Citation: Dada G, Izu S, Montebruno C, Grau A and Feixas G (2017) Content Analysis of the Construction of Self and Others in Women with Bulimia Nervosa. Front. Psychol. 8:480. doi: 10.3389/fpsyg.2017.00480
Received: 08 October 2016; Accepted: 14 March 2017;
Published: 06 April 2017.
Edited by:Alix Timko, University of Pennsylvania, USA
Reviewed by:Hemal Shroff, Tata Institute of Social Sciences, India
Lucy Serpell, University College London, UK
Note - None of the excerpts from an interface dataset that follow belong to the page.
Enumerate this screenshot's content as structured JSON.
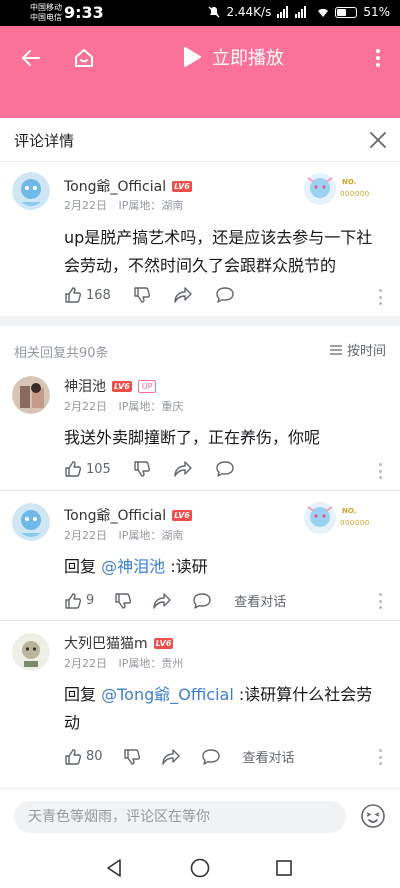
{
  "status_bar": {
    "carrier_1": "中国移动",
    "carrier_2": "中国电信",
    "time": "9:33",
    "speed": "2.44K/s",
    "battery": "51%",
    "battery_level": 0.51
  },
  "header": {
    "play_label": "立即播放",
    "color": "#fb7299"
  },
  "panel": {
    "title": "评论详情"
  },
  "root_comment": {
    "username": "Tong爺_Official",
    "level": "LV6",
    "badge_text": "NO.",
    "badge_number": "000000",
    "date": "2月22日",
    "location": "IP属地：湖南",
    "text": "up是脱产搞艺术吗，还是应该去参与一下社会劳动，不然时间久了会跟群众脱节的",
    "likes": "168"
  },
  "replies_header": {
    "count_label": "相关回复共90条",
    "sort_label": "按时间"
  },
  "replies": [
    {
      "username": "神泪池",
      "level": "LV6",
      "up_tag": "UP",
      "date": "2月22日",
      "location": "IP属地：重庆",
      "text": "我送外卖脚撞断了，正在养伤，你呢",
      "likes": "105"
    },
    {
      "username": "Tong爺_Official",
      "level": "LV6",
      "badge_text": "NO.",
      "badge_number": "000000",
      "date": "2月22日",
      "location": "IP属地：湖南",
      "reply_prefix": "回复 ",
      "mention": "@神泪池",
      "text": " :读研",
      "likes": "9",
      "view_conversation": "查看对话"
    },
    {
      "username": "大列巴猫猫m",
      "level": "LV6",
      "date": "2月22日",
      "location": "IP属地：贵州",
      "reply_prefix": "回复 ",
      "mention": "@Tong爺_Official",
      "text": " :读研算什么社会劳动",
      "likes": "80",
      "view_conversation": "查看对话"
    }
  ],
  "input": {
    "placeholder": "天青色等烟雨，评论区在等你"
  }
}
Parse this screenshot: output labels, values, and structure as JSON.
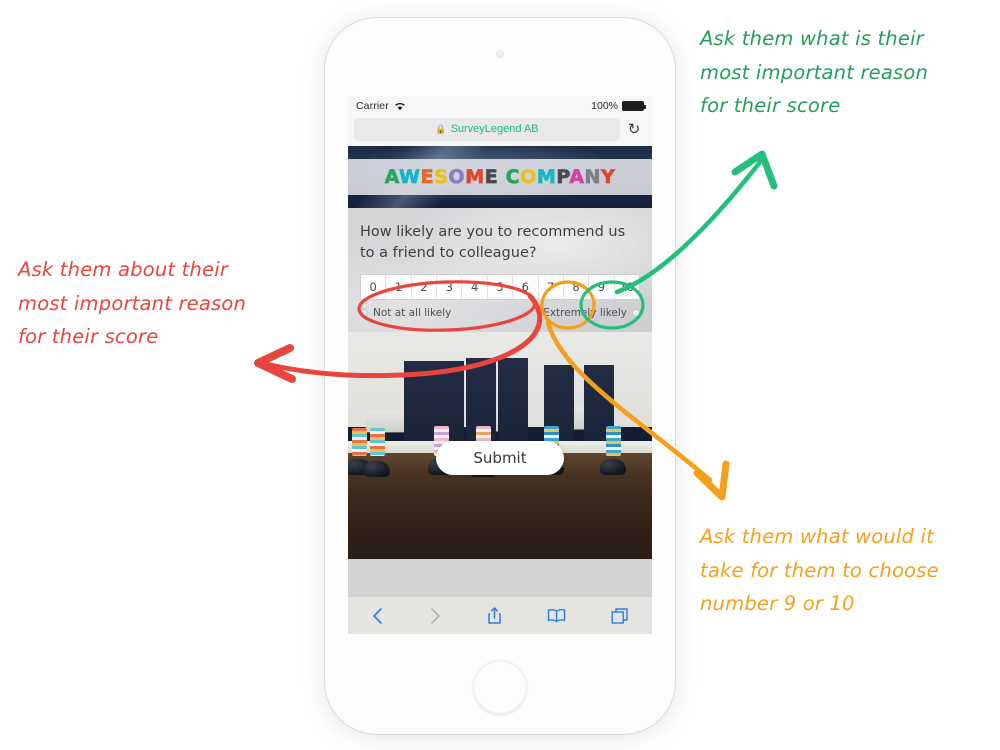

Copyright © 2017 Dada, Izu, Montebruno, Grau and Feixas. This is an open-access article distributed under the terms of the Creative Commons Attribution License (CC BY). The use, distribution or reproduction in other forums is permitted, provided the original author(s) or licensor are credited and that the original publication in this journal is cited, in accordance with accepted academic practice. No use, distribution or reproduction is permitted which does not comply with these terms.
*Correspondence: Gloria Dada, email@example.com